    Good luck Jakub
  16. Oh, yeah!
    Just watched the video again (paying more attention) and noticed that they were talking about the altitude :D. I think that it was the British accent of the presentator that made it hard to understand.
    And thanks there for the warning about using it on tarmac Warren.

    great video of the master (Colin McRae) showing/"teaching" some rally techniques (includes the Left Foot Braking and Scandinavian Flick). This is a most see.
  17. Warren Dawes

    Warren Dawes
    Premium Member

    Another very good video. :thumb:

    I love his description of the Handbrake Turn - "takes longer to talk aboot it than to do it". :D

    BTW: Thread is now stickied.

    Now, all we need is some contibution from the "master" - Seb's school of driving. :wink:
  18. Manuel De Samaniego

    Manuel De Samaniego
    3X Race Department Rally Champion

    Again, the so called "master" has no secrets, his contributions won't be different to any of ours! he's my friend ;)
  19. Good news :D
    Yeah, for sure, we need more contribution! Including from the "master" :p

    Yeah Manuel, you may be right. But he may have a LITTLE magical tip :p
  20. More tips:
    -Know the track (at least a bit) before running on it. Shakedowns are valuable ;). You can use Vincent Allard method. But it may be better if you go at a normal speed.

    -Don't brake on the grass or your car will spin.
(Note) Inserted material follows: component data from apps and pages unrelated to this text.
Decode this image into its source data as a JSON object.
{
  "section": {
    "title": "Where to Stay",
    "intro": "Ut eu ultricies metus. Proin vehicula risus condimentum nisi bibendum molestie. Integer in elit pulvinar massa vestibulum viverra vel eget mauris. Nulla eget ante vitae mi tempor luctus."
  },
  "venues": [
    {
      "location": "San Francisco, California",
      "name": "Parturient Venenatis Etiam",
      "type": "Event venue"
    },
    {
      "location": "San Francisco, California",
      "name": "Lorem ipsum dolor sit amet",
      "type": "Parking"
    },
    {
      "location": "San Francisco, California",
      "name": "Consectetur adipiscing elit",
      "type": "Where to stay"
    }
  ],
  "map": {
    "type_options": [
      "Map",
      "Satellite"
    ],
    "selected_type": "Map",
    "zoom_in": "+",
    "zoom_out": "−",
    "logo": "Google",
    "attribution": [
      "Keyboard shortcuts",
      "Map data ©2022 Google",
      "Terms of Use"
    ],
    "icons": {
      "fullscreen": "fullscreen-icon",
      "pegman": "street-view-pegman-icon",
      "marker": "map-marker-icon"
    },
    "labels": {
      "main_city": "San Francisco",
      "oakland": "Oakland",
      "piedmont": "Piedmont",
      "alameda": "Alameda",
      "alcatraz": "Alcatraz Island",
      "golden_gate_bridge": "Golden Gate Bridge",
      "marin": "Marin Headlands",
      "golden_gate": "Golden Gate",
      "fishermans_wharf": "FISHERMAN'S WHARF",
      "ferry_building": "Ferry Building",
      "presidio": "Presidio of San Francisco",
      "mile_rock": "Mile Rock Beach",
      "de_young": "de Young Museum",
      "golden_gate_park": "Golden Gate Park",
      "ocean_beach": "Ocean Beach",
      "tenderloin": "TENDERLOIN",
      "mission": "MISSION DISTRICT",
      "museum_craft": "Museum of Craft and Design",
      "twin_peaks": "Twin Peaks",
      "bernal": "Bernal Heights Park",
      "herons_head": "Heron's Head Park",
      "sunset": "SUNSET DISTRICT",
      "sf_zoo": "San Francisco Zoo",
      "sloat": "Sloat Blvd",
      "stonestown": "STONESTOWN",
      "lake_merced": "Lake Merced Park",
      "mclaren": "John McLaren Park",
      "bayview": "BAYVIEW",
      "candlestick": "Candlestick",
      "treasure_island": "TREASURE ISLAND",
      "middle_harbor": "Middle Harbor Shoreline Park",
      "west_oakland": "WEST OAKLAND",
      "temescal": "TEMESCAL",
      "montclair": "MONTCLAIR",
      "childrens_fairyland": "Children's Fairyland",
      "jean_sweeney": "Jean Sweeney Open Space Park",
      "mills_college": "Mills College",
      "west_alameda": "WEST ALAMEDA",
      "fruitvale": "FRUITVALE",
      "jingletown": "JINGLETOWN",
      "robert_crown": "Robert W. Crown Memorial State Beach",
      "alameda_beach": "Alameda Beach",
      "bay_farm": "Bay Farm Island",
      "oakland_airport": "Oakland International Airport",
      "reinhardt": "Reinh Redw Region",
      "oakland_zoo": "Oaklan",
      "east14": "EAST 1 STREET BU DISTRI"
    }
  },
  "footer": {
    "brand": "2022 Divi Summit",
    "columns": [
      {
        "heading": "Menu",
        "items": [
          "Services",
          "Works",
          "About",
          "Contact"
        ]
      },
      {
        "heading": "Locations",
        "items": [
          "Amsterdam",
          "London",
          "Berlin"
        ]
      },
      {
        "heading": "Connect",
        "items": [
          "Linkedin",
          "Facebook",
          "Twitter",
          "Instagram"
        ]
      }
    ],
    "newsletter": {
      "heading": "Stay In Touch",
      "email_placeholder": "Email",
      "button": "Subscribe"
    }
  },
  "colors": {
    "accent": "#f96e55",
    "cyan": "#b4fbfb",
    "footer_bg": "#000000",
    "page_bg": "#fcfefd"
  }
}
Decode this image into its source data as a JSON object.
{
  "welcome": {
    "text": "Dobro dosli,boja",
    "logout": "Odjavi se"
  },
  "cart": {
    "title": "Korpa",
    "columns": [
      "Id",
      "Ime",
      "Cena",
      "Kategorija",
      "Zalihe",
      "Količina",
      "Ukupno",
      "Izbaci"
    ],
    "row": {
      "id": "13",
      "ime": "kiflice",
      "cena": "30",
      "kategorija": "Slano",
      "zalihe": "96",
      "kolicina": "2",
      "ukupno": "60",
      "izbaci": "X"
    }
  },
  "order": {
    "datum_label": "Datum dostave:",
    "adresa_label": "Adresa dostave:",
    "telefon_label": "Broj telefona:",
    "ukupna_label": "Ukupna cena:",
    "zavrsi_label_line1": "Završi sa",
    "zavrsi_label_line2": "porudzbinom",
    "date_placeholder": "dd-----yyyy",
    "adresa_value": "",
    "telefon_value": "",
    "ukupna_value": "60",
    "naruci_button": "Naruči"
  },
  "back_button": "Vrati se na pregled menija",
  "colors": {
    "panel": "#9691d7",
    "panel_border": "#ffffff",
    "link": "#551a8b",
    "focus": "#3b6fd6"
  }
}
    -Brake (not to much) then accelerate right before jumping. Don't if it is the best method but is how I've done recently and it looks like I have more control on jumps.